I explained to John the state of the port and he strongly hinted that they’d be interested in hiring me. Alas, I had another year of school left. But in late January of 1978 I finally made it out to Sunnyvale, CA for a job interview. The weather was fabulous but I was still wearing the snow boots I needed to escape New Jersey!
I visited Amdahl again during spring break for a week of consulting. By then, John had gotten a proper UNIX license from Bell Labs and permission to use the port we developed at Princeton. I carried UNIX/370 to Amdahl on 4 DECtapes (pictured). The DECtapes weren’t much use to a mainframe, so John and I rented some PDP-11 time from the local Digital office. I was able to boot UNIX there and then copy the DECtapes to a 9 track tape.
A few Amdahl folks like Andy Tucci and Dennis Andrews started messing with the code. Then in June I joined Amdahl full time and there were a bunch of other new grads put on the project. I shared an office with Mark Linton (also Princeton ’78) and we got a lot done in a short time. At first John Hiles managed the project, and then Larry Whitlock after John was promoted.
By early 1979 was had a full Version 6 UNIX system running on the Amdahl 470V/6 under VM/370. We named our system ‘Au’, pronounced ‘gold’. We had real and happy users from the design automation group. I’m especially proud of the driver I wrote for the IBM 3270 terminals which made them usable with UNIX. Full-duplex and type-ahead were completely unknown in the mainframe world, but I managed a very close emulation.
Later in 1979 Amdahl received the Version 7 UNIX tape from Bell Labs, and in 1980 announced Amdahl UTS would be available to all comers. But I started getting more involved with data communications and less with UNIX. Until a call from Scott McNealy…
6 thoughts on “The Roots of UNIX for the IBM Mainframe (part 3)”
I was also a Princeton ’78 who joined Amdahl upon graduating. I was in charge of the user interface in the design automation group. I inherited code that generated clists–the equivalent of shell scripts for TSO. (I recall you, Pugs, saying, “TSO may be hard to use, but it’s slow.”) Then I learned about SPF–the so-called structured programming facility. It allowed you to create screen menus on VT100 terminals. I transformed the DA user I/F to use SPF, and I got the highest rating on my next review. I left Amdahl 53 weeks after I arrived. The people were super fun, but the work was mind-numbingly boring.
Kudos for name-checking Andy Tucci and MAL. I played softball with both of them. We had an Amdahl softball team that played in the Sunnyvale Industrial League. We had three rosters. One had all Amdahl employees, so that the company would sponsor the team. One had 70% Sunnyvale residents, per league rules. And the third was the real roster. Everyone on the team either worked at Amdahl or used to.
Tom — awesome to hear from you. Re: baseball. I had lunch with Evan Adams a year or two ago. He said that the Thursday night games are still going on! 40 years later!
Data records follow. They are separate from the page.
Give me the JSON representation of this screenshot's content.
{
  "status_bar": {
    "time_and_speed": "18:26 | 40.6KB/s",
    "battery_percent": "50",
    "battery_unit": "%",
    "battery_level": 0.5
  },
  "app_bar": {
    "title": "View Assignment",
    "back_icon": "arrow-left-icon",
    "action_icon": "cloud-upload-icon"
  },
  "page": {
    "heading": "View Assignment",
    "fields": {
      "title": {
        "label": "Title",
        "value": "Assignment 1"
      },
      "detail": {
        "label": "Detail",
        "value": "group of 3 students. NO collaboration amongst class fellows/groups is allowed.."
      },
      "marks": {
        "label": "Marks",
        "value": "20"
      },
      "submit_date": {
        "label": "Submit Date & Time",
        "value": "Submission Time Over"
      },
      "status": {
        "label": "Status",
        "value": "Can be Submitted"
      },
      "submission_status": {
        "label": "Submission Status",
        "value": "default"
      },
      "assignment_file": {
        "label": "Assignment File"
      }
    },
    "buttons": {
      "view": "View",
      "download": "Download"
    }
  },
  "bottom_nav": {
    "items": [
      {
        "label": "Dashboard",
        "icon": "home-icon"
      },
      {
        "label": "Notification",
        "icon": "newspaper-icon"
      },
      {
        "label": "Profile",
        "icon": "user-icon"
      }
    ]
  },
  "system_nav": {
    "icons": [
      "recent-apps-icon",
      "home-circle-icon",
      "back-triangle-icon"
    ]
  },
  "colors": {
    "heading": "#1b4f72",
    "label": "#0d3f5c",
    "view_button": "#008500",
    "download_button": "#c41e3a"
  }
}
Our team was not what you would call “disciplined.” We always partied after the game, and usually before, too. Each season there was one game we had to win, or else be bumped from the Thursday night league to the Friday night league, and nobody wanted that. We always won that one game we had to win.
Any thoughts of retiring soon? I will be teaching my last course at Dartmouth in Fall 2019, and my last day on the faculty will be December 31, 2021.
Well, I’ve been retired twice but flunked out both times. So who knows?
woa, i just followed your foot-path then. Bell Labs -> Amdahl -> Sun, only about a decade later 🙂 started in May ’88 right after the Hinsdale Toll switch fire in Chicago and just before ’89 big quake here 🙂 Working in UTS kernel performance was great. was amazed to meet and fortunate to work with so many bright brains there!
I have one funny memory regarding Denny Koch. I didn’t know him well, but he seemed like a good guy.
Denny had, on or around his door, a headline from a newspaper reading “Koch named …” and invited people to fill in the rest. (Presumably, it was the start of a headline about then-NYC mayor Ed Koch.)
My favorite response was “… after Yiddish cola”. (For those who don’t know, Denny’s last name was pronounced like “Coke,” not like “Kotch,” which is how the mayor’s name was pronounced.)